IRELAND'S smallest national school has doubled its size - to just two pupils.
Scoil Aoife opened its doors in Tallaght, Dublin, for the first time last week for a single child, Ella Gilsenan (4), who completed her first week at 'big school' alone.
The fledgling community national school could face closure if class sizes don't increase, but progress on that front was made this week when Alex Keogh (4) joined Ella in the junior infant class taught by principal and only teacher Stacey McAuley.
"If enrolments don't increase it obviously wouldn't be viable with just two students," Ms McAuley, told the Herald.
Despite the bizarre start to the school year, Ms McAuley is confident that the school will attract more pupils before the end of the month.
The model of community schooling is popular and that as word gets out local interest in the school is rising, she said.
The classroom can accommodate up to 16 pupils but the school may be able to go on with just seven.
"We certainly won't be turning anyone away," she added, saying that six expressions of interest have already been lodged.
The school is currently in temporary accommodation in Brookfield Community Centre.
Ms McAuley is appealing for parents to enrol their children, and is hosting an information evening taking place in the school today.
Meanwhile, Ella's mum Kelly Gilsenan spoke of waving off her daughter on the first day in school with no classmates.
"I was worried that she would be sitting playing by herself," she admitted.
"I had been telling her all summer about how she would be in big school with her friends - and then there was no one else there.
"But she settled in straight away.
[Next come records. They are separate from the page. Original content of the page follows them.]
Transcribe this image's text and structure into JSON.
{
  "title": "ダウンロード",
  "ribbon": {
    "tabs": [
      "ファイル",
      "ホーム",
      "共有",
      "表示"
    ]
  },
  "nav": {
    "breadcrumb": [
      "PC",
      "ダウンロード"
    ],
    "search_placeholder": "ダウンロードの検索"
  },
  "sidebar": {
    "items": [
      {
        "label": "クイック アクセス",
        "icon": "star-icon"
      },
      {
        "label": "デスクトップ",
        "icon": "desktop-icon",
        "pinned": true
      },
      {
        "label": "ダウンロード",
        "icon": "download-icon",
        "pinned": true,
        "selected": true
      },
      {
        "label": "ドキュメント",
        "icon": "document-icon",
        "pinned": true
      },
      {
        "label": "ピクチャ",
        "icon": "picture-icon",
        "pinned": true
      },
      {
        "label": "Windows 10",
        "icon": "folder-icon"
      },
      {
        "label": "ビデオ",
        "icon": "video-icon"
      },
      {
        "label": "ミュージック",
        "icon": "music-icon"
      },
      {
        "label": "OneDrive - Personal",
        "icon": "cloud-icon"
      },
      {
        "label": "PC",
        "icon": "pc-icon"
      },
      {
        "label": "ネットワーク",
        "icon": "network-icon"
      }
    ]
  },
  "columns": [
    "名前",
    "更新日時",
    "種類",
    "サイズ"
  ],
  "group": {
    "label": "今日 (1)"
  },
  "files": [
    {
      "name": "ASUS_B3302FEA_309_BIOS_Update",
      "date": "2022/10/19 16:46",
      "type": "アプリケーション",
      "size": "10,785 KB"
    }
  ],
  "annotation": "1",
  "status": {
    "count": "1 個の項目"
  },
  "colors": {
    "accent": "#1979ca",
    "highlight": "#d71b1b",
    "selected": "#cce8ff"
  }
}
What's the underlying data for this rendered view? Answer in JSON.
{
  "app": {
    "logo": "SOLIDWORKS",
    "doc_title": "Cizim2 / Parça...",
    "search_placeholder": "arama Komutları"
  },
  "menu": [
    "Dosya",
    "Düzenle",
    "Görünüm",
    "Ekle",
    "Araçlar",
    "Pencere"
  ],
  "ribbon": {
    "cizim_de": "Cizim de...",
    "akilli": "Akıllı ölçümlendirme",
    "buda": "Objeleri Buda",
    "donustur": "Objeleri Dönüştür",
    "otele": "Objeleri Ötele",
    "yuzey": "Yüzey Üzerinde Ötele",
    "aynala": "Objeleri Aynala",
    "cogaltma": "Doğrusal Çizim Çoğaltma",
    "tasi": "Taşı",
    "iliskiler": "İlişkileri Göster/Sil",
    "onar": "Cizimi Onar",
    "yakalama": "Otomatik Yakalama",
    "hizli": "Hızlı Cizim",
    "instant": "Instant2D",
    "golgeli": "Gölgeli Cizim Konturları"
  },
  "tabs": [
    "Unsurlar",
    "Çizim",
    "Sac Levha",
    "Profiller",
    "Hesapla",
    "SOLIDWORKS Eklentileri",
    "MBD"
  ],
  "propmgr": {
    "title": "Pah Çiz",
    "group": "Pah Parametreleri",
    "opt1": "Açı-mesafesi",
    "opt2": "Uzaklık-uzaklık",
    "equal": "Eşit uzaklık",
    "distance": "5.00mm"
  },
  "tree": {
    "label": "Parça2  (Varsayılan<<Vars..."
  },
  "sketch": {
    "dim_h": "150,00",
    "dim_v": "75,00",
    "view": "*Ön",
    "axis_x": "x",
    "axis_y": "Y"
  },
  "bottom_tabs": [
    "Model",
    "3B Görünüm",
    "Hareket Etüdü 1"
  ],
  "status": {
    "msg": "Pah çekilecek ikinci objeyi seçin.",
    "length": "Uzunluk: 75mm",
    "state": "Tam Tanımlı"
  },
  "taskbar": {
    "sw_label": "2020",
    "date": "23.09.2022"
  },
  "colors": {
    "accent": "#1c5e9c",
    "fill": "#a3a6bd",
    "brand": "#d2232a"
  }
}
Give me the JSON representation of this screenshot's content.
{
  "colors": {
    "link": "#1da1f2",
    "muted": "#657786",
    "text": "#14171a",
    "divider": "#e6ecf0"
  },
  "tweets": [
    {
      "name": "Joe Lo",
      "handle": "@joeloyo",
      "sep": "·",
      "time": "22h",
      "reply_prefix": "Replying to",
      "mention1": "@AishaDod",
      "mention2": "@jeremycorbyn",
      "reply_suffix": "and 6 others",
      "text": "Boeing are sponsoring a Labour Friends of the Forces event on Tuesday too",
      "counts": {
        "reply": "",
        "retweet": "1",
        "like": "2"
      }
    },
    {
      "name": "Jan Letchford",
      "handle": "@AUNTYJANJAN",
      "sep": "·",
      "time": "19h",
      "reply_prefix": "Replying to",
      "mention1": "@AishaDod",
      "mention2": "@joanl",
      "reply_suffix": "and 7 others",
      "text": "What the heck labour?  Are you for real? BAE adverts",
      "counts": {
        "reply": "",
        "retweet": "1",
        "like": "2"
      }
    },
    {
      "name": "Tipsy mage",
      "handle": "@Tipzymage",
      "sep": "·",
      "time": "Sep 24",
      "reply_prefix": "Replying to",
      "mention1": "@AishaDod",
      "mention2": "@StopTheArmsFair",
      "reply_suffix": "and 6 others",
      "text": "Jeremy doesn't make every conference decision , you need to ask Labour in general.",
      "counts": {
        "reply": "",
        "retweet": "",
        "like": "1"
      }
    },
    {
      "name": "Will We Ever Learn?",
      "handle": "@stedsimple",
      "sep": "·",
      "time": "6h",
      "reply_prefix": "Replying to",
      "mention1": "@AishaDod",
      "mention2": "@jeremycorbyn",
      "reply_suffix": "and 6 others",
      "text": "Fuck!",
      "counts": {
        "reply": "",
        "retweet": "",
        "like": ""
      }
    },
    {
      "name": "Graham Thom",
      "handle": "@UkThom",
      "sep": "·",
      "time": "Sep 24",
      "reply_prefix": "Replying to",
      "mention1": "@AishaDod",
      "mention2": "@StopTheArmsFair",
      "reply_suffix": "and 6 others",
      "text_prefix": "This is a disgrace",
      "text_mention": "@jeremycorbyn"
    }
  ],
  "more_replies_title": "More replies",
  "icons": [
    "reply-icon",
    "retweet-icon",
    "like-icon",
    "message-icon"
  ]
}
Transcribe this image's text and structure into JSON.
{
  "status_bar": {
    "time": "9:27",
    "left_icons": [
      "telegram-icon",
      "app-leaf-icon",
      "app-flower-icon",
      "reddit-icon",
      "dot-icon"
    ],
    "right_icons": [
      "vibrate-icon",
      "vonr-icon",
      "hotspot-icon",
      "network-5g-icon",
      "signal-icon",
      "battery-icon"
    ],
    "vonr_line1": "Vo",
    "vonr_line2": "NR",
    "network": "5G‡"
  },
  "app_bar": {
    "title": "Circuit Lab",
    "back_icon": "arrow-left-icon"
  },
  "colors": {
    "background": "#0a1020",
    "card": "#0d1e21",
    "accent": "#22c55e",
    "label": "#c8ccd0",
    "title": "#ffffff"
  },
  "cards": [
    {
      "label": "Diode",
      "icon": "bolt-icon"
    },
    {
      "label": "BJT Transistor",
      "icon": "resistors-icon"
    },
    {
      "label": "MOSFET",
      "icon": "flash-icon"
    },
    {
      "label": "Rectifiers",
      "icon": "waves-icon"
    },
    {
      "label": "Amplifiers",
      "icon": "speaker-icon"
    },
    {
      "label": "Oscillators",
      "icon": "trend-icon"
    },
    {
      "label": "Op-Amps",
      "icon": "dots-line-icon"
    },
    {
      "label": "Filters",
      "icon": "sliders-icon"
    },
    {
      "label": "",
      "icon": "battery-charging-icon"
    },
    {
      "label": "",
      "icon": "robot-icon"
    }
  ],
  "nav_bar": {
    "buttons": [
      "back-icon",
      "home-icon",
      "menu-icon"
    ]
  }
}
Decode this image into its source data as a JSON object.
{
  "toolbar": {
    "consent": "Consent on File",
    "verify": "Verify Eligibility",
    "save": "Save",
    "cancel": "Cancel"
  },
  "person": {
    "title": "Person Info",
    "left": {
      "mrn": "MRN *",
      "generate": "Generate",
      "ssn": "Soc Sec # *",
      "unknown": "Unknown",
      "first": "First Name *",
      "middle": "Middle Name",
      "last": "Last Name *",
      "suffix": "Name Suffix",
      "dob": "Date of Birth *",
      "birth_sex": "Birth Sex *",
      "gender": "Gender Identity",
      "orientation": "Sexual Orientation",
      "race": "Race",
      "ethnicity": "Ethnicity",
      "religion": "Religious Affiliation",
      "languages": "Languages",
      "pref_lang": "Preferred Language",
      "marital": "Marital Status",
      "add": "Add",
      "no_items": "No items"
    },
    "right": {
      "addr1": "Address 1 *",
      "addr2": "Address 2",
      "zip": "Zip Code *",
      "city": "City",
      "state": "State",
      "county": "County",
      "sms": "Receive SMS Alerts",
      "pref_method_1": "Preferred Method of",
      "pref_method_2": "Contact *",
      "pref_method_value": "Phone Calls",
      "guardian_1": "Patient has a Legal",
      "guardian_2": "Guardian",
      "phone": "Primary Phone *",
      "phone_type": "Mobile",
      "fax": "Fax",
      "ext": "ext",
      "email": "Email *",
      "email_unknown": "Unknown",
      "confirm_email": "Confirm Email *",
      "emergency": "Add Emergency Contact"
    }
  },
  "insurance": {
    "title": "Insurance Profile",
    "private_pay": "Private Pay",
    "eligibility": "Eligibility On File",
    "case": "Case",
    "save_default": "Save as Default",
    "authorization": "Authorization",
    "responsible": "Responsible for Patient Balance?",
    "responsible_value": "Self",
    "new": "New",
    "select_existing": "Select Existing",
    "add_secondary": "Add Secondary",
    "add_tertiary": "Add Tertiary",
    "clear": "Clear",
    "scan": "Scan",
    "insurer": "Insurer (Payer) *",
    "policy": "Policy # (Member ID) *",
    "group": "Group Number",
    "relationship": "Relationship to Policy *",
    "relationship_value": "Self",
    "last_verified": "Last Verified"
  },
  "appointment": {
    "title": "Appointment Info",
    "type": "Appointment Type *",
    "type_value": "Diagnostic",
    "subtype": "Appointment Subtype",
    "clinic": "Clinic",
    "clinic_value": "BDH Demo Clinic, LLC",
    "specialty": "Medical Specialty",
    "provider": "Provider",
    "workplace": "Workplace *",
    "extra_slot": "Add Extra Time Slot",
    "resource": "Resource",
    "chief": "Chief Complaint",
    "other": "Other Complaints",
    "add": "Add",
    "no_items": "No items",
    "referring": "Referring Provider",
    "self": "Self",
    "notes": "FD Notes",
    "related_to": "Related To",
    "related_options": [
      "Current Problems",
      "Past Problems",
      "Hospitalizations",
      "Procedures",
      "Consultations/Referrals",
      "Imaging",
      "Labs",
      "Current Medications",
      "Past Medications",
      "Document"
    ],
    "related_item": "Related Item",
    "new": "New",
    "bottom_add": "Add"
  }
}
Once she is happy that's the main thing," Ms Gilsenan added.
Ella was joined by Alex this week and the pair gelled straight away.
His mum, Gillian, said she enrolled him when she heard about Scoil Aoife.
"He is shy and I didn't want him in a class of 30," she explained.
"You couldn't get the attention that Alex is getting there if you paid for it," added Ms Keogh.
The Department of Education will ultimately decide the school's future.
A spokesperson said that current and future enrolments would be discussed, but did not wish to make a further comment.